If I get a lot of positive feedback about an article, I might spend more time promoting it by posting link to the article where there seems to be interest in that topic. For those writings that seem to be universally appreciated, serving the public interest, and not potentially controversial I may go ahead an advertise a piece. However, I’m always hesitant to do that because it then makes it difficult to know how much genuine organic interest is there for that topic. Occasionally there will be a message on Facebook indicating that a certain post has been very popular, and there is an offer to boost that post through paid advertising. I usually ignore these. If something is popular on its own, then it probably doesn’t need to be advertised. It may be an indication of public interest, but not necessarily a reason to advertise. Also, social media popularity from one post to another can be impacted by the number of people online when the post went live and other factors. So, that data isn’t always reliable.

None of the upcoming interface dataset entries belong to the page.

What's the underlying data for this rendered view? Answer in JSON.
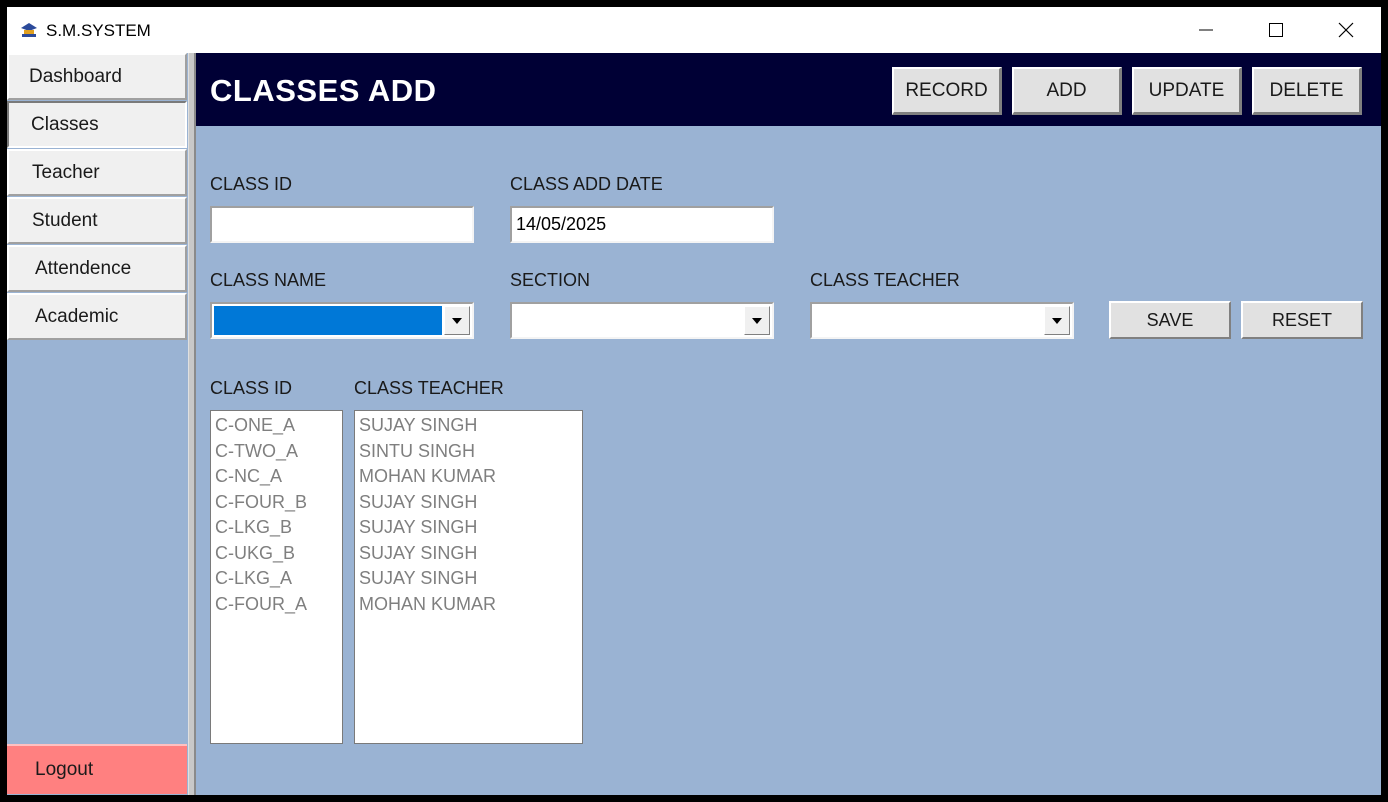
{
  "window": {
    "title": "S.M.SYSTEM",
    "icon": "app-logo-icon"
  },
  "sidebar": {
    "items": [
      {
        "label": "Dashboard"
      },
      {
        "label": "Classes",
        "active": true
      },
      {
        "label": "Teacher"
      },
      {
        "label": "Student"
      },
      {
        "label": "Attendence"
      },
      {
        "label": "Academic"
      }
    ],
    "logout_label": "Logout",
    "logout_color": "#ff8080"
  },
  "header": {
    "title": "CLASSES ADD",
    "background": "#000035",
    "buttons": {
      "record": "RECORD",
      "add": "ADD",
      "update": "UPDATE",
      "delete": "DELETE"
    }
  },
  "form": {
    "class_id_label": "CLASS ID",
    "class_id_value": "",
    "class_add_date_label": "CLASS ADD DATE",
    "class_add_date_value": "14/05/2025",
    "class_name_label": "CLASS NAME",
    "class_name_value": "",
    "section_label": "SECTION",
    "section_value": "",
    "class_teacher_label": "CLASS TEACHER",
    "class_teacher_value": "",
    "save_label": "SAVE",
    "reset_label": "RESET"
  },
  "lists": {
    "class_id_header": "CLASS ID",
    "class_teacher_header": "CLASS TEACHER",
    "class_ids": [
      "C-ONE_A",
      "C-TWO_A",
      "C-NC_A",
      "C-FOUR_B",
      "C-LKG_B",
      "C-UKG_B",
      "C-LKG_A",
      "C-FOUR_A"
    ],
    "class_teachers": [
      "SUJAY SINGH",
      "SINTU SINGH",
      "MOHAN KUMAR",
      "SUJAY SINGH",
      "SUJAY SINGH",
      "SUJAY SINGH",
      "SUJAY SINGH",
      "MOHAN KUMAR"
    ]
  },
  "colors": {
    "content_background": "#9ab3d3",
    "selection": "#0078d7"
  }
}
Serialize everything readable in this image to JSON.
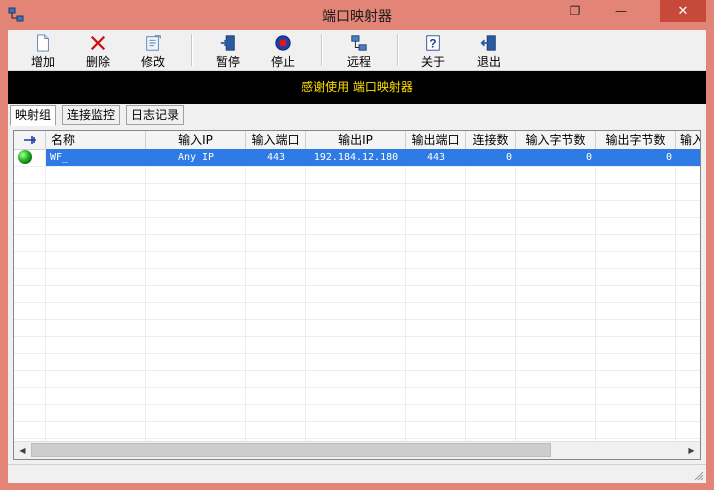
{
  "window": {
    "title": "端口映射器",
    "close_glyph": "✕",
    "minimize_glyph": "—",
    "restore_glyph": "❐",
    "accent": "#e28476",
    "close_color": "#c7493a"
  },
  "toolbar": {
    "items": [
      {
        "label": "增加",
        "icon": "new-doc-icon"
      },
      {
        "label": "删除",
        "icon": "red-x-icon"
      },
      {
        "label": "修改",
        "icon": "edit-doc-icon"
      },
      {
        "label": "暂停",
        "icon": "door-pause-icon"
      },
      {
        "label": "停止",
        "icon": "stop-icon"
      },
      {
        "label": "远程",
        "icon": "network-icon"
      },
      {
        "label": "关于",
        "icon": "help-icon"
      },
      {
        "label": "退出",
        "icon": "exit-door-icon"
      }
    ]
  },
  "banner": {
    "text": "感谢使用 端口映射器",
    "text_color": "#ffe000",
    "bg": "#000000"
  },
  "tabs": [
    {
      "label": "映射组",
      "active": true
    },
    {
      "label": "连接监控",
      "active": false
    },
    {
      "label": "日志记录",
      "active": false
    }
  ],
  "table": {
    "columns": [
      "",
      "名称",
      "输入IP",
      "输入端口",
      "输出IP",
      "输出端口",
      "连接数",
      "输入字节数",
      "输出字节数",
      "输入"
    ],
    "rows": [
      {
        "status": "running",
        "name": "WF_",
        "in_ip": "Any IP",
        "in_port": "443",
        "out_ip": "192.184.12.180",
        "out_port": "443",
        "connections": "0",
        "in_bytes": "0",
        "out_bytes": "0"
      }
    ],
    "selected_color": "#2f7be5"
  }
}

Using Reader Feedback
Among my favorite courses in college were those that focused on writing, and specifically the writing workshop approach of critiquing and improving a piece of writing. Rather than just handing a paper into the instructor for correction, papers would be shared with the class. Peers would reach each others papers, then each paper would get discussed in class. It can be a difficult process for those who don’t like to receive criticism or suggestions about their work, but I welcomed the feedback. Workshops are common with creative writing or poetry, but can also be useful for other kinds of writing.
Today, with articles getting posted to the web, it’s common to have a sort of workshop that can be found in the comments section below an article, or on social media. These are very valuable for shaping and refining a writing.
Using the page visit data for online writings, it’s possible to get an idea of what someone searched for on Google (for example) to find the writing. There’ve been times where I examine that and consider if the article could better serve the reader’s interest. So, there are ways to use the aggregate visitor data to an article for determining how to improve the article.
I try to use at least one or two colorful attractive images that related to the content. This is helpful in social media for people to quickly get a sense of what the writing is about, or at least take a split second to read the title to see if they are interested.
Thanks for taking time to read what I write. I appreciate the feedback and support I get from everyone. It inspires me, motivates me, and shapes my future work.
Updates and additions to this document are listed below in chronological order with the most recent at the top.
- 28 Jan 2017 at 11:31 PM CT. The section “Analytics” was added and the entire list was reorganized into alphabetical order.
- 28 Jan 2017 at 4:20 PM CT. The section “Become Your Most Authoritative and Vocal Critic” was added.
- 28 Jan 2017 at 2:17 PM CT. Various sections of this document were updated and expanded. The section on ‘Maintaining a Queue of Topics’ was added.